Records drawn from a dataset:
- Opening Delimiter -
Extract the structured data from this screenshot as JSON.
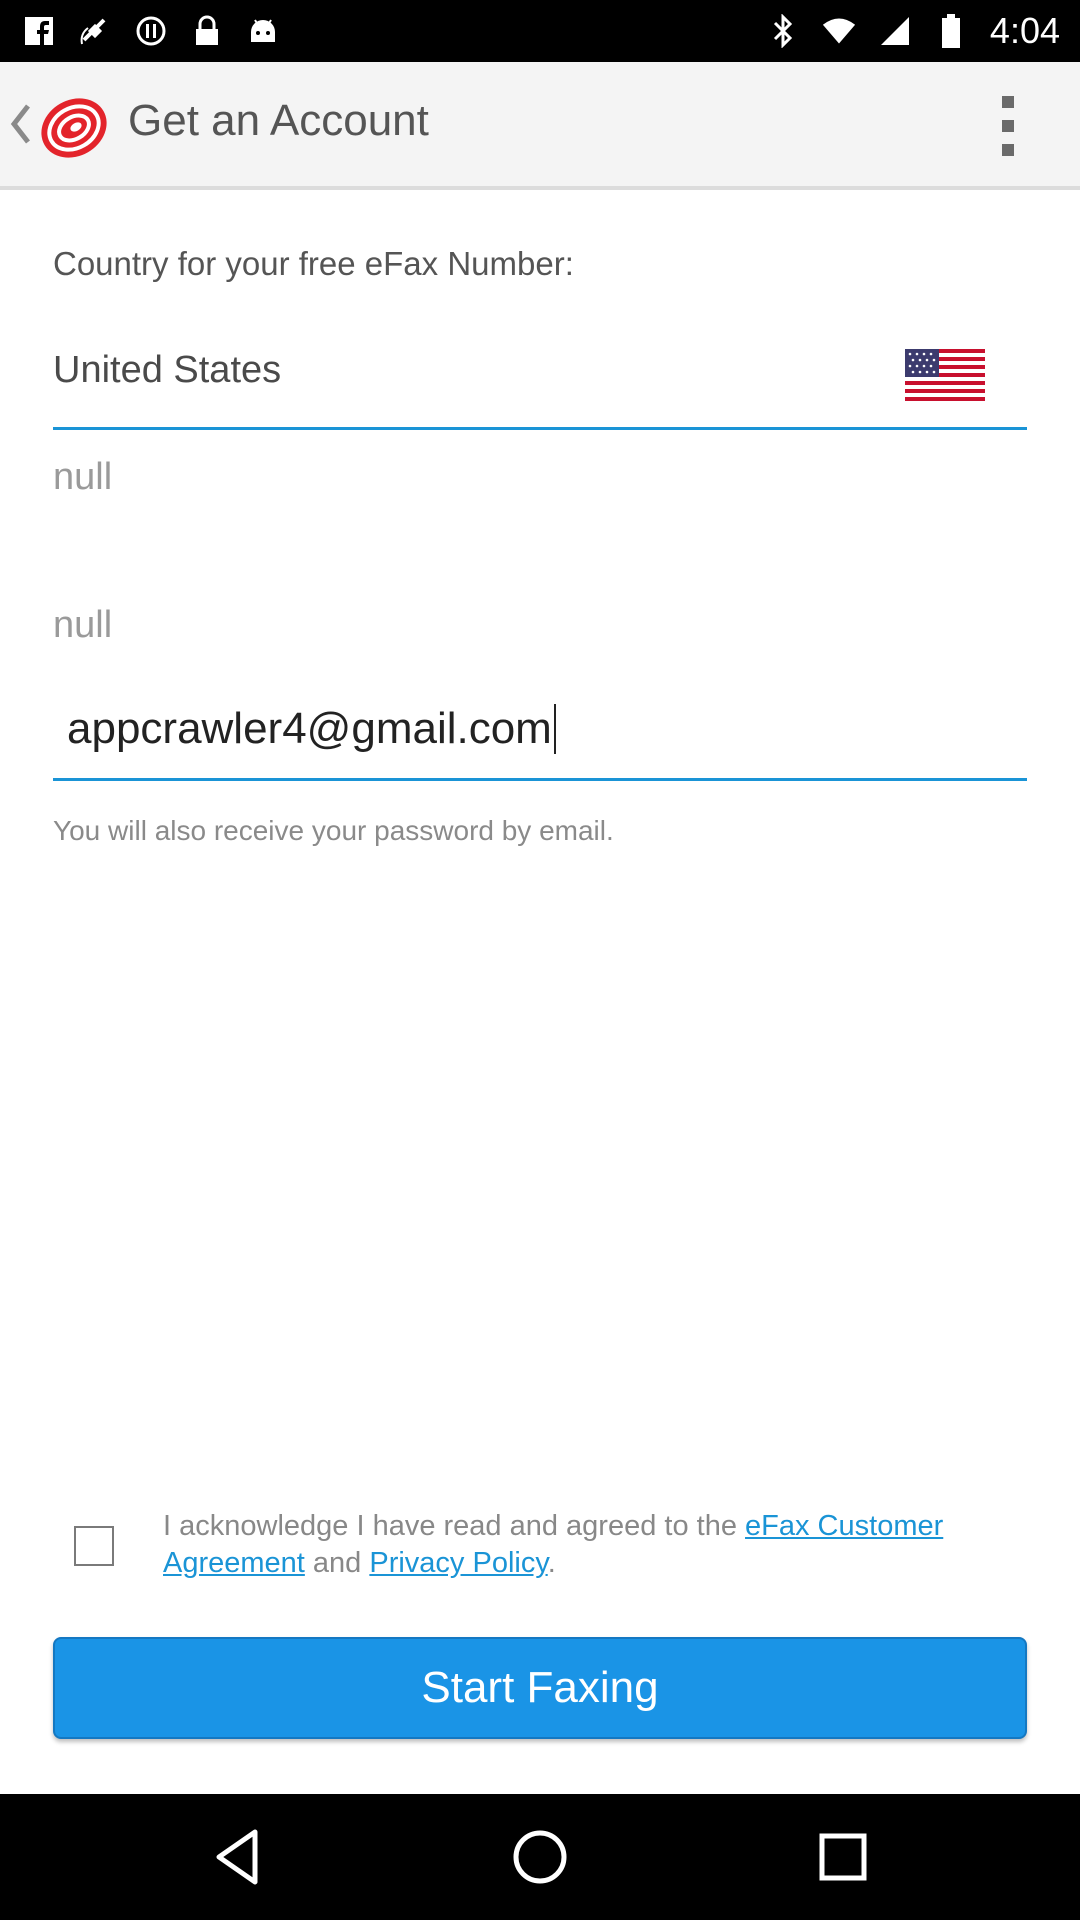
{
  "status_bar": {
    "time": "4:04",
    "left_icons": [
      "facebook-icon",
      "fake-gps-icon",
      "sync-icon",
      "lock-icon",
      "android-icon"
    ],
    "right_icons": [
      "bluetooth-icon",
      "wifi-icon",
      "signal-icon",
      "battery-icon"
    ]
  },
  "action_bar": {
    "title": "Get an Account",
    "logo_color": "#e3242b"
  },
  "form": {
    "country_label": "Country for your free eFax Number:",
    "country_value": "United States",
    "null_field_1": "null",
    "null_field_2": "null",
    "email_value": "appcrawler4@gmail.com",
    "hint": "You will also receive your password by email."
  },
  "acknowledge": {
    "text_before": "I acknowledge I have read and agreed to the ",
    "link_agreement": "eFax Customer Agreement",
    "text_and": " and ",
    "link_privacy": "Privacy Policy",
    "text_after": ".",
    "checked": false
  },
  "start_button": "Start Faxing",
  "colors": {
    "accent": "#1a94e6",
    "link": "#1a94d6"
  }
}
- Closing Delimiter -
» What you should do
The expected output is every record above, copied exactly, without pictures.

» Result below
Extract the structured data from this screenshot as JSON.
{
  "status_bar": {
    "time": "4:04",
    "left_icons": [
      "facebook-icon",
      "fake-gps-icon",
      "sync-icon",
      "lock-icon",
      "android-icon"
    ],
    "right_icons": [
      "bluetooth-icon",
      "wifi-icon",
      "signal-icon",
      "battery-icon"
    ]
  },
  "action_bar": {
    "title": "Get an Account",
    "logo_color": "#e3242b"
  },
  "form": {
    "country_label": "Country for your free eFax Number:",
    "country_value": "United States",
    "null_field_1": "null",
    "null_field_2": "null",
    "email_value": "appcrawler4@gmail.com",
    "hint": "You will also receive your password by email."
  },
  "acknowledge": {
    "text_before": "I acknowledge I have read and agreed to the ",
    "link_agreement": "eFax Customer Agreement",
    "text_and": " and ",
    "link_privacy": "Privacy Policy",
    "text_after": ".",
    "checked": false
  },
  "start_button": "Start Faxing",
  "colors": {
    "accent": "#1a94e6",
    "link": "#1a94d6"
  }
}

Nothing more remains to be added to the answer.